The garment industry is built on a vast network of subcontractors hidden from regulatory oversight, experts say, so that even well-meaning fashion brands are unable to change the conditions in which their clothes are made.

"There is no such thing as a non-sweatshop in the global supply chain," said Garrett Brown, co-ordinator of California-based Maquiladora Health & Safety Support Network, a collection of occupational health and safety professionals who educate factory workers about workplace hazards.

"Retailers have almost no ability to know where it's being done, by whom it's being done and with what technology, and as a consequence, they have no idea the terrible stuff that's going on."

The Clean Clothes Campaign, an international organisation advocating for garment workers, recently interviewed workers in six factories in an industrial region of China that produces about half the world's jeans, and laid out the findings in a report. The organisation found that five of the factories - employing a combined 8,000 workers - still use sandblasting. The largest one makes clothes for Levi Strauss, Gap and its sister brand Old Navy. Gap said it banned sandblasting in 2011.

Sandblasting was also discovered at a factory with 300 workers that makes clothes for Levi Strauss. And two factories make jeans for Wrangler, a brand sold at Target, which banned sandblasting last year.

Of the six factories, only one - also a Levi Strauss supplier - had eliminated sandblasting because it "has essentially outsourced these processes" to another factory, according to the report.

"The impact of the ban has been patchy, poorly monitored and widely circumvented," said Dominique Muller of the Clean Clothes Campaign.

"We discovered that regardless of whether a brand has banned sandblasting or not, manual sandblasting still takes place, often at night to avoid detection by audits."

Target spokeswoman Jessica Deede said the retailer regularly audits factories it works with and if it finds sandblasting, Target may cut ties with those factories for at least three years.
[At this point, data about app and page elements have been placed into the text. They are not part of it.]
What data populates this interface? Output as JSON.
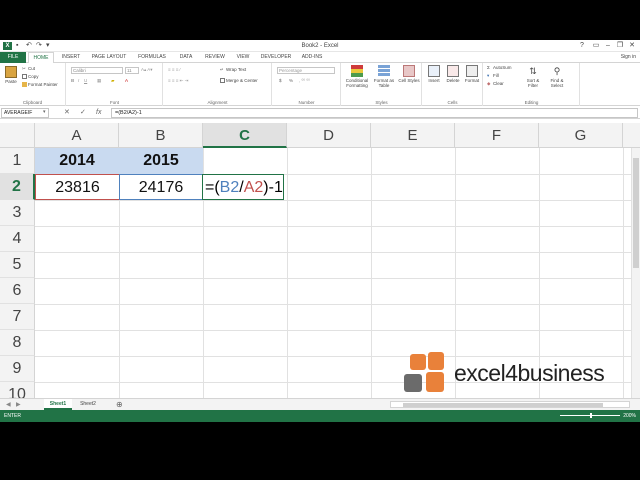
{
  "titlebar": {
    "app_icon": "X",
    "title": "Book2 - Excel",
    "help": "?",
    "minimize": "–",
    "restore": "❐",
    "close": "✕"
  },
  "tabs": [
    "FILE",
    "HOME",
    "INSERT",
    "PAGE LAYOUT",
    "FORMULAS",
    "DATA",
    "REVIEW",
    "VIEW",
    "DEVELOPER",
    "ADD-INS"
  ],
  "signin": "Sign in",
  "ribbon": {
    "clipboard": {
      "label": "Clipboard",
      "paste": "Paste",
      "cut": "Cut",
      "copy": "Copy",
      "format_painter": "Format Painter"
    },
    "font": {
      "label": "Font",
      "font_name": "Calibri",
      "font_size": "11"
    },
    "alignment": {
      "label": "Alignment",
      "wrap": "Wrap Text",
      "merge": "Merge & Center"
    },
    "number": {
      "label": "Number",
      "format": "Percentage",
      "currency": "$",
      "percent": "%"
    },
    "styles": {
      "label": "Styles",
      "conditional": "Conditional Formatting",
      "table": "Format as Table",
      "cell": "Cell Styles"
    },
    "cells": {
      "label": "Cells",
      "insert": "Insert",
      "delete": "Delete",
      "format": "Format"
    },
    "editing": {
      "label": "Editing",
      "autosum": "AutoSum",
      "fill": "Fill",
      "clear": "Clear",
      "sort": "Sort & Filter",
      "find": "Find & Select"
    }
  },
  "formula_bar": {
    "namebox": "AVERAGEIF",
    "cancel": "✕",
    "enter": "✓",
    "fx": "fx",
    "formula": "=(B2/A2)-1"
  },
  "columns": [
    "A",
    "B",
    "C",
    "D",
    "E",
    "F",
    "G"
  ],
  "rows": [
    "1",
    "2",
    "3",
    "4",
    "5",
    "6",
    "7",
    "8",
    "9",
    "10"
  ],
  "cells": {
    "A1": "2014",
    "B1": "2015",
    "A2": "23816",
    "B2": "24176",
    "C2_parts": [
      "=(",
      "B2",
      "/",
      "A2",
      ")-1"
    ]
  },
  "logo": {
    "brand": "excel4business",
    "colors": [
      "#e9813a",
      "#6b6b6b",
      "#e9813a",
      "#6b6b6b"
    ]
  },
  "sheets": [
    "Sheet1",
    "Sheet2"
  ],
  "add_sheet": "⊕",
  "status": {
    "mode": "ENTER",
    "zoom": "200%"
  },
  "colors": {
    "accent": "#217346",
    "header_fill": "#c9daf0",
    "ref_blue": "#4f81bd",
    "ref_red": "#c0504d"
  }
}
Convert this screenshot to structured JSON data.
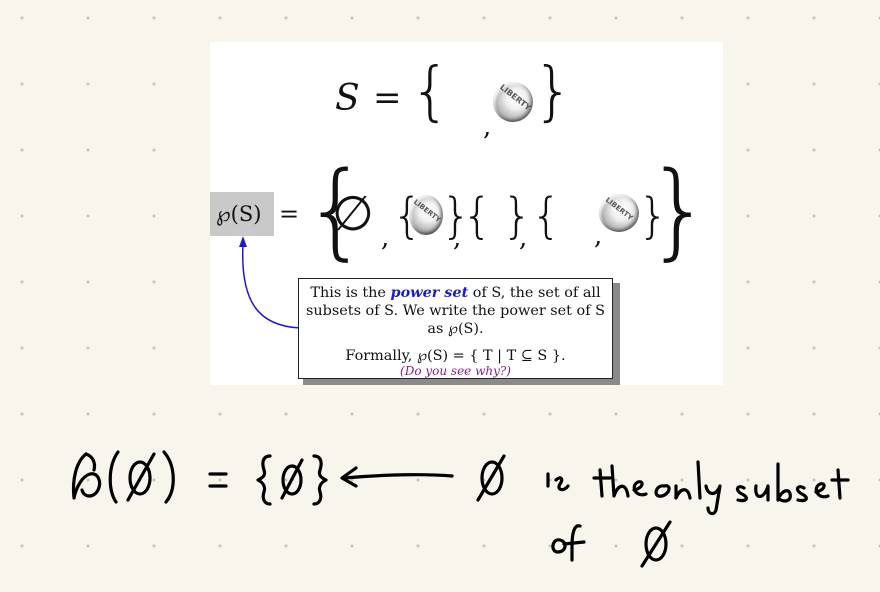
{
  "slide": {
    "set_lhs": "S",
    "set_eq": "=",
    "set_comma": ",",
    "ps_label": "℘(S)",
    "ps_eq": "=",
    "empty_set": "∅",
    "ps_commas": [
      ",",
      ",",
      ",",
      ","
    ],
    "info": {
      "text_before_power": "This is the ",
      "power_term": "power set",
      "text_after_power": " of S, the set of all subsets of S. We write the power set of S as ℘(S).",
      "formal_line": "Formally, ℘(S) = { T | T ⊆ S }.",
      "hint": "(Do you see why?)"
    }
  },
  "handwriting": {
    "line1_expr": "℘(∅) = {∅}",
    "line1_note": "∅ is the only subset",
    "line2_note": "of ∅"
  },
  "colors": {
    "background": "#f7f5ec",
    "grid_dot": "#c7c5bc",
    "power_term": "#1a1ad6",
    "hint": "#8a1e8a",
    "arrow": "#1a1ad6",
    "ink": "#000000",
    "label_box": "#c9c9c9"
  },
  "icons": [
    "coin-image"
  ]
}
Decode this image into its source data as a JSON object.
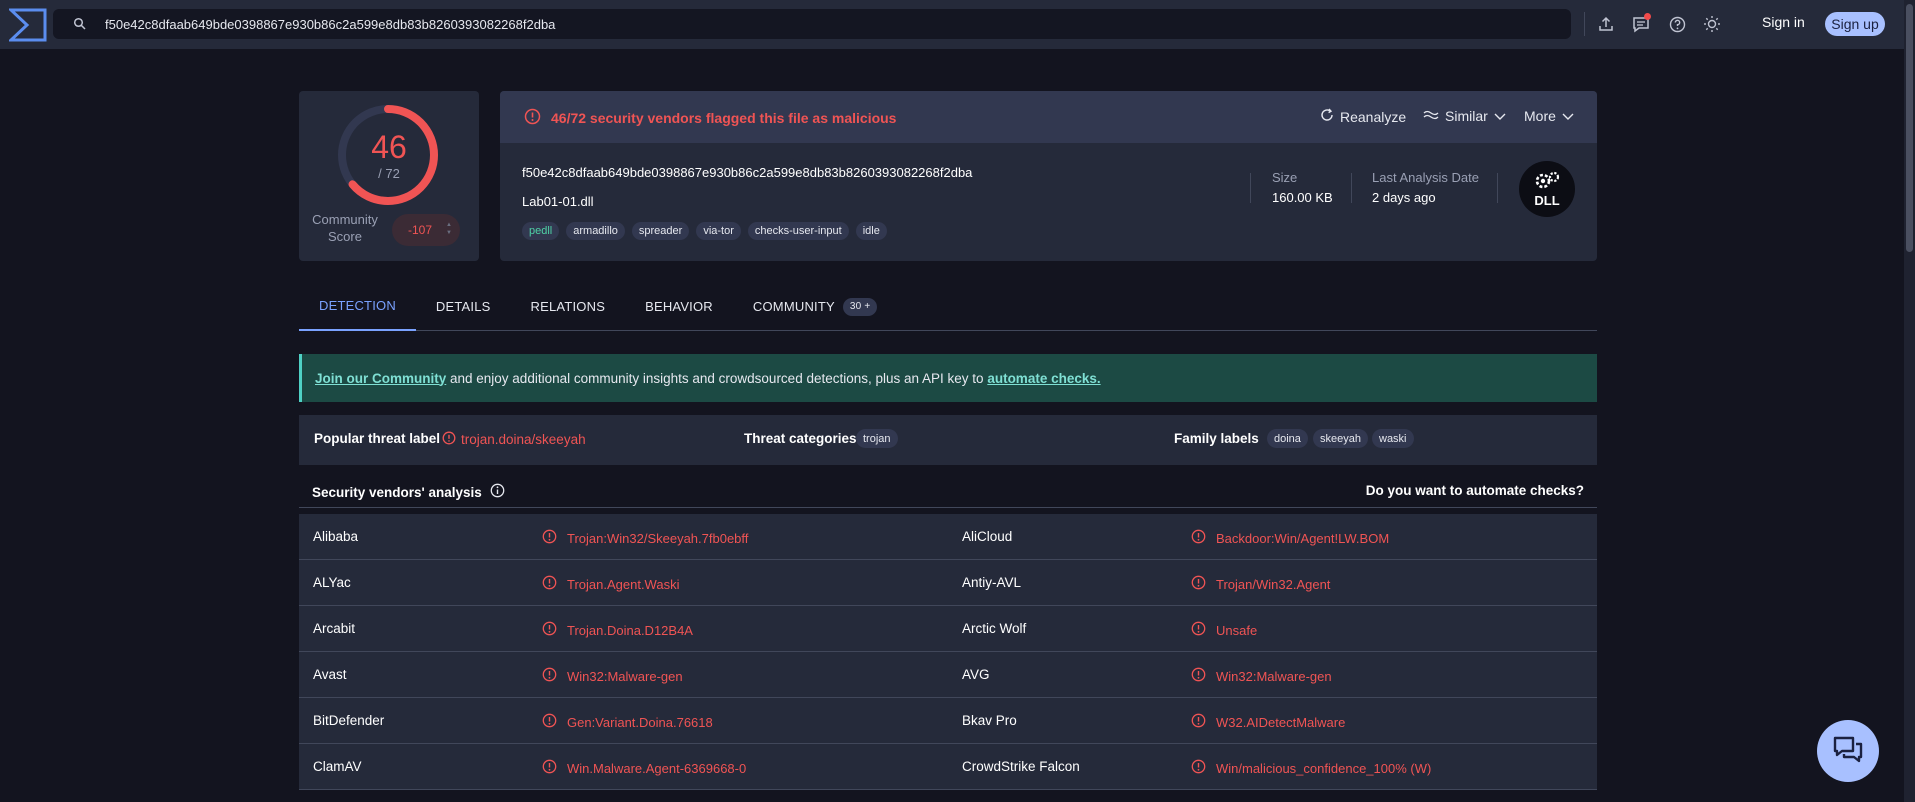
{
  "search": {
    "value": "f50e42c8dfaab649bde0398867e930b86c2a599e8db83b8260393082268f2dba"
  },
  "header": {
    "signin_label": "Sign in",
    "signup_label": "Sign up"
  },
  "score": {
    "detections": "46",
    "total": "/ 72",
    "fraction_flagged": 0.639,
    "community_label": "Community Score",
    "community_value": "-107"
  },
  "alert": {
    "text": "46/72 security vendors flagged this file as malicious"
  },
  "actions": {
    "reanalyze": "Reanalyze",
    "similar": "Similar",
    "more": "More"
  },
  "file": {
    "hash": "f50e42c8dfaab649bde0398867e930b86c2a599e8db83b8260393082268f2dba",
    "name": "Lab01-01.dll",
    "tags": [
      "pedll",
      "armadillo",
      "spreader",
      "via-tor",
      "checks-user-input",
      "idle"
    ],
    "size_label": "Size",
    "size_value": "160.00 KB",
    "date_label": "Last Analysis Date",
    "date_value": "2 days ago",
    "type_icon_label": "DLL"
  },
  "tabs": [
    {
      "label": "DETECTION",
      "active": true
    },
    {
      "label": "DETAILS"
    },
    {
      "label": "RELATIONS"
    },
    {
      "label": "BEHAVIOR"
    },
    {
      "label": "COMMUNITY",
      "count": "30 +"
    }
  ],
  "banner": {
    "link1": "Join our Community",
    "middle": " and enjoy additional community insights and crowdsourced detections, plus an API key to ",
    "link2": "automate checks."
  },
  "threat": {
    "popular_label": "Popular threat label",
    "popular_value": "trojan.doina/skeeyah",
    "categories_label": "Threat categories",
    "categories": [
      "trojan"
    ],
    "family_label": "Family labels",
    "families": [
      "doina",
      "skeeyah",
      "waski"
    ]
  },
  "vendors": {
    "title": "Security vendors' analysis",
    "cta": "Do you want to automate checks?",
    "rows": [
      {
        "left_name": "Alibaba",
        "left_result": "Trojan:Win32/Skeeyah.7fb0ebff",
        "right_name": "AliCloud",
        "right_result": "Backdoor:Win/Agent!LW.BOM"
      },
      {
        "left_name": "ALYac",
        "left_result": "Trojan.Agent.Waski",
        "right_name": "Antiy-AVL",
        "right_result": "Trojan/Win32.Agent"
      },
      {
        "left_name": "Arcabit",
        "left_result": "Trojan.Doina.D12B4A",
        "right_name": "Arctic Wolf",
        "right_result": "Unsafe"
      },
      {
        "left_name": "Avast",
        "left_result": "Win32:Malware-gen",
        "right_name": "AVG",
        "right_result": "Win32:Malware-gen"
      },
      {
        "left_name": "BitDefender",
        "left_result": "Gen:Variant.Doina.76618",
        "right_name": "Bkav Pro",
        "right_result": "W32.AIDetectMalware"
      },
      {
        "left_name": "ClamAV",
        "left_result": "Win.Malware.Agent-6369668-0",
        "right_name": "CrowdStrike Falcon",
        "right_result": "Win/malicious_confidence_100% (W)"
      }
    ]
  },
  "colors": {
    "background": "#13141f",
    "card": "#252a3a",
    "malicious": "#f05454",
    "accent": "#7aa2ff",
    "banner": "#1c4a44"
  },
  "icons": [
    "virustotal-logo",
    "search-icon",
    "upload-icon",
    "chat-icon",
    "help-icon",
    "theme-icon",
    "reanalyze-icon",
    "similar-icon",
    "chevron-down-icon",
    "alert-icon",
    "info-icon",
    "gears-icon",
    "chat-bubble-icon"
  ]
}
"We clearly communicate our sandblasting ban with national brand partners, such as Wrangler," Deede said.